|US1210224 *||Feb 21, 1916||Dec 26, 1916||William H Silk||Skater's sandal.|
|US1925697 *||Apr 27, 1931||Sep 5, 1933||Nestor Johnson Mfg Company||Guard for skate runners|
|US3637231 *||Aug 4, 1970||Jan 25, 1972||Weidenbacker Russell A||Ice skate edge guard|
|Citing Patent||Filing date||Publication date||Applicant||Title|
|US4673196 *||Apr 9, 1982||Jun 16, 1987||Hall Bradley G||Guard for skates|
|US6193277||Aug 20, 1999||Feb 27, 2001||Vincent Marasco||Walking sole for in-line skate|
|US6312017 *||Apr 5, 2000||Nov 6, 2001||Jarr Canada||Skate guard with sharpener|
|US6467778||Sep 16, 1998||Oct 22, 2002||Jas D. Easton, Inc.||Ice skate|
|US6695322||Aug 28, 2002||Feb 24, 2004||Jas. D. Easton, Inc.||Ice skate|
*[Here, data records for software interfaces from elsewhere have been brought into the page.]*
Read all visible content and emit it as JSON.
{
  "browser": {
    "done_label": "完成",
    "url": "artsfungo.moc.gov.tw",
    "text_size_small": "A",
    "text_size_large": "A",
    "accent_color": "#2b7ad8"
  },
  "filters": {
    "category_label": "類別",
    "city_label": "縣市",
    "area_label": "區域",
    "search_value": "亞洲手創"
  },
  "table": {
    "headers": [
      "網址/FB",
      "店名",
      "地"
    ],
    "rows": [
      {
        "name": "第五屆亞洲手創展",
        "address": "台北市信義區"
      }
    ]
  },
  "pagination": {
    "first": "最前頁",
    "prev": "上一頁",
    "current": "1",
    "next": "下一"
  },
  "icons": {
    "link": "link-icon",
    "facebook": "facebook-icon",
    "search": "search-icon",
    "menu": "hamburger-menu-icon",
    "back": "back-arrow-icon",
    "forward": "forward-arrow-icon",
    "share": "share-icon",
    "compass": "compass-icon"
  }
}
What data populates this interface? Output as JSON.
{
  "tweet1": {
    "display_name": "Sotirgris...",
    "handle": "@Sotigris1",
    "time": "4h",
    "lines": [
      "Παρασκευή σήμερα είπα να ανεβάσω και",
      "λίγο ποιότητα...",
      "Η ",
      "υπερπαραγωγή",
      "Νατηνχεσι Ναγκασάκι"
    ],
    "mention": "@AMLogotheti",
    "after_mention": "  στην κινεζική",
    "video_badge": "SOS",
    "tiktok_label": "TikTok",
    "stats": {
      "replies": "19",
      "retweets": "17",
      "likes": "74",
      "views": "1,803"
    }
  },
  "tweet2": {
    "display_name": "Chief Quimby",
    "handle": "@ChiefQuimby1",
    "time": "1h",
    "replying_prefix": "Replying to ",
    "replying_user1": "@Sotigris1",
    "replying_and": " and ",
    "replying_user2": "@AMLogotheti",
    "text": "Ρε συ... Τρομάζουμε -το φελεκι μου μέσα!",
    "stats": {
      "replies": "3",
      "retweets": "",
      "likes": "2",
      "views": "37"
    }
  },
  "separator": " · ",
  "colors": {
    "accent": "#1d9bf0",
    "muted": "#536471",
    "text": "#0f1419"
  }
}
|US7387302||Feb 17, 2006||Jun 17, 2008||Easton Sports, Inc.||Ice skate|
|US7866705 *||Mar 21, 2007||Jan 11, 2011||Rollergard, L.L.C.||Ice skate blade guard|
|US7950676||Sep 10, 2004||May 31, 2011||Easton Sports, Inc.||Article of footwear comprising a unitary support structure and method of manufacture|
|US8273182 *||Jul 15, 2009||Sep 25, 2012||WLR Enterprises, LLC||Devices and methods for cleaning and drying ice skate blades|
|US8382161||Dec 16, 2010||Feb 26, 2013||Rollergard, L.L.C.||Ice skate blade guard|
|US9039043||Mar 15, 2014||May 26, 2015||Larry Schoenike||Ice skate blade guard with safety feature|
|US9427654||May 26, 2015||Aug 30, 2016||Larry Schoenike||Ice skate blade guard with safety feature|
|US20040140631 *||Dec 23, 2003||Jul 22, 2004||Jas. D. Easton||Ice skate|
|US20070013152 *||Feb 17, 2006||Jan 18, 2007||Jas. D. Easton, Inc., A California Corporation||Ice skate|
|US20080231007 *||Mar 21, 2007||Sep 25, 2008||Dave Mayer||Ice skate blade guard|
|US20090311053 *||Jun 11, 2008||Dec 17, 2009||Koichi Paul Nii||Terraced Structured Land Joint and Assembly System|
|US20100012150 *||Jul 15, 2009||Jan 21, 2010||WLR Enterprises, LLC||Devices and methods for cleaning and drying ice skate blades|
|US20110204612 *||Dec 16, 2010||Aug 25, 2011||Dave Mayer||Ice skate blade guard|